▶ [TASK DIRECTIONS] Each line of the listing below containing the word "Report" should be returned.
§
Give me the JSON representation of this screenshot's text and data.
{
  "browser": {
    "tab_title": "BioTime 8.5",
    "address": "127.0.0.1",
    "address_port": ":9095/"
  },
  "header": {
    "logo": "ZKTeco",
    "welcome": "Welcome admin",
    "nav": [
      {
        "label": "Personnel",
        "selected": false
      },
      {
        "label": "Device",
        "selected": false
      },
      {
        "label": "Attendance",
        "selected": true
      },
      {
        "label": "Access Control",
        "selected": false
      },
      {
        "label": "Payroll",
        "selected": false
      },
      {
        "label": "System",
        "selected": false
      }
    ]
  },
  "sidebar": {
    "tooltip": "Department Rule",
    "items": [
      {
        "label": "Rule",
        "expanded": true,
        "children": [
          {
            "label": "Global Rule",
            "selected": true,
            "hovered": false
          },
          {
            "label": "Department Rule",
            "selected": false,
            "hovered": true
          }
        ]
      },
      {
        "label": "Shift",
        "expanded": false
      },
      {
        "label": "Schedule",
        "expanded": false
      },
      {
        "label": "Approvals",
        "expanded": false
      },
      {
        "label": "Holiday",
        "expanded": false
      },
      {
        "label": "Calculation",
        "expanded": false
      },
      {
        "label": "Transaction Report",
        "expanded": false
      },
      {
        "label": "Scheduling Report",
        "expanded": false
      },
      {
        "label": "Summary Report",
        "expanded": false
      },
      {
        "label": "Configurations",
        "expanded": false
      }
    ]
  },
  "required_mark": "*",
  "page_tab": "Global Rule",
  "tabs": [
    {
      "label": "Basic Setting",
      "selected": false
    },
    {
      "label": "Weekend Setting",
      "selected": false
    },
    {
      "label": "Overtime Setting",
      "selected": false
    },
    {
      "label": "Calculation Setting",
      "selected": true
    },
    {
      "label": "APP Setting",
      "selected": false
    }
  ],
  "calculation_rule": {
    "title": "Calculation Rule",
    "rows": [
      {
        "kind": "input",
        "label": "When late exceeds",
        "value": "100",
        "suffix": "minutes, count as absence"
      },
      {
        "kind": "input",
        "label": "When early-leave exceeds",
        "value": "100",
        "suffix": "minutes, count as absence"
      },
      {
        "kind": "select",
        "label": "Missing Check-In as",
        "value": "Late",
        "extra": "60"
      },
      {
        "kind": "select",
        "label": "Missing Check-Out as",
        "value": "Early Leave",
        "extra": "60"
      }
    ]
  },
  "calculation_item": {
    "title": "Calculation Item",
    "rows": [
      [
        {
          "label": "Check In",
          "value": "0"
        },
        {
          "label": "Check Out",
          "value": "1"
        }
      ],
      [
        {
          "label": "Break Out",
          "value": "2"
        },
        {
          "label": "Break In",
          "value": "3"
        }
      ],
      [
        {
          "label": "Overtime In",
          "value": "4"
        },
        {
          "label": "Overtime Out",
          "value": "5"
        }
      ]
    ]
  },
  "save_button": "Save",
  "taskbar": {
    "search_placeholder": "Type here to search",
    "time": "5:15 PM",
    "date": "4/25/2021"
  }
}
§
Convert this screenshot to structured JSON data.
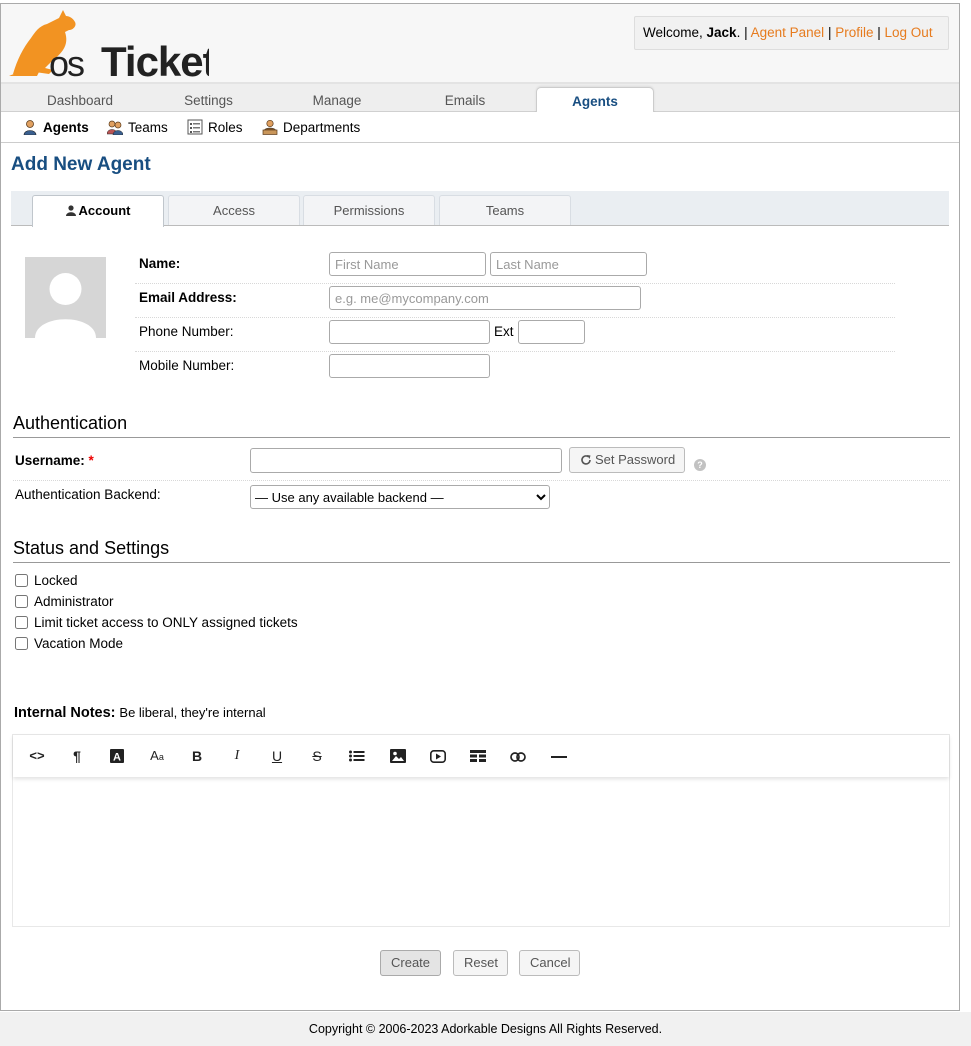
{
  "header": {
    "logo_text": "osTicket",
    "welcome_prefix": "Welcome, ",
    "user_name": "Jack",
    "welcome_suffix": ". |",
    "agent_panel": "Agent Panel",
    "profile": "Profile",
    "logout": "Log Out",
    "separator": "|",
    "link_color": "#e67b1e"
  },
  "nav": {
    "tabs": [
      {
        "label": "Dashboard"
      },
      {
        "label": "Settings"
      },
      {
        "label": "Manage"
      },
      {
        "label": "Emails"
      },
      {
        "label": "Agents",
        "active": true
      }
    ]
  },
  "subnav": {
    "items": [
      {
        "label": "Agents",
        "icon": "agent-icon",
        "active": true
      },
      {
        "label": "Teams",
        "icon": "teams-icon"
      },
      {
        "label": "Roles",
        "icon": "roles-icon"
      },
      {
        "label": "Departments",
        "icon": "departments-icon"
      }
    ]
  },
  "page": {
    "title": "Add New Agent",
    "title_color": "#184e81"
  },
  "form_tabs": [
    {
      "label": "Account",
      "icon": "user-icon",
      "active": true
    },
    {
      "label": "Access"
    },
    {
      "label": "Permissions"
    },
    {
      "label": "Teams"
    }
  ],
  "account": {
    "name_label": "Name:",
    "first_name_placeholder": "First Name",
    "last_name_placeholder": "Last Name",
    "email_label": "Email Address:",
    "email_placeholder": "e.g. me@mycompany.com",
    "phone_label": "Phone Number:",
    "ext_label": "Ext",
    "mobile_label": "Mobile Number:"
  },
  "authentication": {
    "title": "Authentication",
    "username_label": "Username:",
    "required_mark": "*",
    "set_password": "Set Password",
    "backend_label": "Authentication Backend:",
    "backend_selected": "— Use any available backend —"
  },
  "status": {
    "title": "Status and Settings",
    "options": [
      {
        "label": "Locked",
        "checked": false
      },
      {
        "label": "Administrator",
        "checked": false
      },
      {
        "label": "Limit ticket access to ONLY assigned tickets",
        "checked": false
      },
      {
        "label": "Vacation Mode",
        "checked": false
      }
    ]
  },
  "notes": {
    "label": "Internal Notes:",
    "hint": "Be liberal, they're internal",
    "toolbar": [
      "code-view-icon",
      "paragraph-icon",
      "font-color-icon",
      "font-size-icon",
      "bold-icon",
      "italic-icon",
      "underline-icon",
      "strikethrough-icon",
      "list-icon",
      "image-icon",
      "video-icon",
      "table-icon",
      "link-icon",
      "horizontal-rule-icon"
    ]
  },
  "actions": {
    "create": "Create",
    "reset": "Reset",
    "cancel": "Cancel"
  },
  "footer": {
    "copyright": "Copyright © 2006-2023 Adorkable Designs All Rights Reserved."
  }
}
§
▶ [WRITTEN RESPONSE]
        "label": "Transaction Report",
        "label": "Scheduling Report",
        "label": "Summary Report",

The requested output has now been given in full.